## [What is expected]
The reply should consist of the entire listing, word for word.

## [Material provided]
======
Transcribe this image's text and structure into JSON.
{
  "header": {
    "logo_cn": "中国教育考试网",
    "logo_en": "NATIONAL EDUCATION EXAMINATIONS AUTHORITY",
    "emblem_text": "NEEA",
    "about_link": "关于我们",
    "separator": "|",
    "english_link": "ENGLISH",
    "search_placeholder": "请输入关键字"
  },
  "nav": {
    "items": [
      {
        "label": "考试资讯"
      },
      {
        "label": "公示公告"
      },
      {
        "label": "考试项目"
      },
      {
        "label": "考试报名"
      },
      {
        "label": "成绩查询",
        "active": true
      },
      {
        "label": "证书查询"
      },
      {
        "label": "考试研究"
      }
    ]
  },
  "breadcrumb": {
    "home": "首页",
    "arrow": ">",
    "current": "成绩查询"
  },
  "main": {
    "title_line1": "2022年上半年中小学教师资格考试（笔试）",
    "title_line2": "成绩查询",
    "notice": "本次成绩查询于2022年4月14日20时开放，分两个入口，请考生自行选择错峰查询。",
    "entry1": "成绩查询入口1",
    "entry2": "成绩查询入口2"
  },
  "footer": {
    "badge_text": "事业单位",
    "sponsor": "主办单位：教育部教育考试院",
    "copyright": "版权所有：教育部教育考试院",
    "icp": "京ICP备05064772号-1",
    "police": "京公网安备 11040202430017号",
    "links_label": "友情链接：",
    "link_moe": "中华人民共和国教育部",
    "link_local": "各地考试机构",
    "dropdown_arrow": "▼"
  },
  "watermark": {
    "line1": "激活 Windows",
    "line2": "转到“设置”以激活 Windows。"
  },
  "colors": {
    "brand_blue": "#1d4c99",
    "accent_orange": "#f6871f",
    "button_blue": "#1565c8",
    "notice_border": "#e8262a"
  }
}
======
## [Exercise response]
Transcribe this image's text and structure into JSON.
{
  "header": {
    "logo_cn": "中国教育考试网",
    "logo_en": "NATIONAL EDUCATION EXAMINATIONS AUTHORITY",
    "emblem_text": "NEEA",
    "about_link": "关于我们",
    "separator": "|",
    "english_link": "ENGLISH",
    "search_placeholder": "请输入关键字"
  },
  "nav": {
    "items": [
      {
        "label": "考试资讯"
      },
      {
        "label": "公示公告"
      },
      {
        "label": "考试项目"
      },
      {
        "label": "考试报名"
      },
      {
        "label": "成绩查询",
        "active": true
      },
      {
        "label": "证书查询"
      },
      {
        "label": "考试研究"
      }
    ]
  },
  "breadcrumb": {
    "home": "首页",
    "arrow": ">",
    "current": "成绩查询"
  },
  "main": {
    "title_line1": "2022年上半年中小学教师资格考试（笔试）",
    "title_line2": "成绩查询",
    "notice": "本次成绩查询于2022年4月14日20时开放，分两个入口，请考生自行选择错峰查询。",
    "entry1": "成绩查询入口1",
    "entry2": "成绩查询入口2"
  },
  "footer": {
    "badge_text": "事业单位",
    "sponsor": "主办单位：教育部教育考试院",
    "copyright": "版权所有：教育部教育考试院",
    "icp": "京ICP备05064772号-1",
    "police": "京公网安备 11040202430017号",
    "links_label": "友情链接：",
    "link_moe": "中华人民共和国教育部",
    "link_local": "各地考试机构",
    "dropdown_arrow": "▼"
  },
  "watermark": {
    "line1": "激活 Windows",
    "line2": "转到“设置”以激活 Windows。"
  },
  "colors": {
    "brand_blue": "#1d4c99",
    "accent_orange": "#f6871f",
    "button_blue": "#1565c8",
    "notice_border": "#e8262a"
  }
}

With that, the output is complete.